(Data records for software interfaces)
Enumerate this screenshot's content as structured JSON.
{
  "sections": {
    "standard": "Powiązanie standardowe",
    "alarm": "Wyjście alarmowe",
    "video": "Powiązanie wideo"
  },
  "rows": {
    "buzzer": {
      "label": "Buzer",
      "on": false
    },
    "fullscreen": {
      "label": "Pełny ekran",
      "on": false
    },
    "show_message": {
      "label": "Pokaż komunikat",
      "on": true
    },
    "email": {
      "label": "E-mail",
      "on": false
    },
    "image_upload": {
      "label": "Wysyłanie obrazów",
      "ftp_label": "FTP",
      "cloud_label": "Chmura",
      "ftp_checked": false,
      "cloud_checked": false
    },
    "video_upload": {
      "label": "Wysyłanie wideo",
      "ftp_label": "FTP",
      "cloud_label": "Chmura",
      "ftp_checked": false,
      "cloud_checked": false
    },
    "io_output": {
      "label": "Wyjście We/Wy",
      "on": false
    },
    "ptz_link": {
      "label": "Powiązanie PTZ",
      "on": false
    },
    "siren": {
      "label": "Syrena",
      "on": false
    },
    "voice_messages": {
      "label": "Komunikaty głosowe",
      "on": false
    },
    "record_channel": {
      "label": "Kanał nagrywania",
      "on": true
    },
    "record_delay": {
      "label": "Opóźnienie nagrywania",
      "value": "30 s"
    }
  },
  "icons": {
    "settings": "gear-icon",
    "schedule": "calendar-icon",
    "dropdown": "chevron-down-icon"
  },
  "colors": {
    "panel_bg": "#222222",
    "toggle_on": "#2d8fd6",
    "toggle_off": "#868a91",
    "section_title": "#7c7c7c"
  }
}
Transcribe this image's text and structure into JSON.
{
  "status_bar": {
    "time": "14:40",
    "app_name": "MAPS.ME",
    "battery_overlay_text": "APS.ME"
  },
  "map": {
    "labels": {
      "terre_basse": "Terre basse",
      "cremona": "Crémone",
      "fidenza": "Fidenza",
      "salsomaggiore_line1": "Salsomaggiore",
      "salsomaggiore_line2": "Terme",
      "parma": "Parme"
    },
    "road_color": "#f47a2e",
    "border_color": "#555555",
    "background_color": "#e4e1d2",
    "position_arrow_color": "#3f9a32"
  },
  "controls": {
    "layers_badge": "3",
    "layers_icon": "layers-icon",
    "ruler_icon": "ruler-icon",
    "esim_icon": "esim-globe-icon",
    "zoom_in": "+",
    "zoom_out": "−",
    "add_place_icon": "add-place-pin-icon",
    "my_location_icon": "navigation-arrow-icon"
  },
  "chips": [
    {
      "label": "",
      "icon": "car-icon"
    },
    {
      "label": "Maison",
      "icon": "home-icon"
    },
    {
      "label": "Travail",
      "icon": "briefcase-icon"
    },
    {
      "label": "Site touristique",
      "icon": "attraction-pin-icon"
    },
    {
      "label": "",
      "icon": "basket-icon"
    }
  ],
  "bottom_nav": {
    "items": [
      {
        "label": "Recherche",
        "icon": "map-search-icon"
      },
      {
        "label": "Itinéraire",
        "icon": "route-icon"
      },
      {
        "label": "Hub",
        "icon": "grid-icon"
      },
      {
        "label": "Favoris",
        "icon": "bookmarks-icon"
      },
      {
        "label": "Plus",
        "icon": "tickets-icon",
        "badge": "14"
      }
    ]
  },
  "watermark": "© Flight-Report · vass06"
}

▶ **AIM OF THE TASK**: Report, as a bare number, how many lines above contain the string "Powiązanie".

▶ **EXERCISE OUTPUT**: 3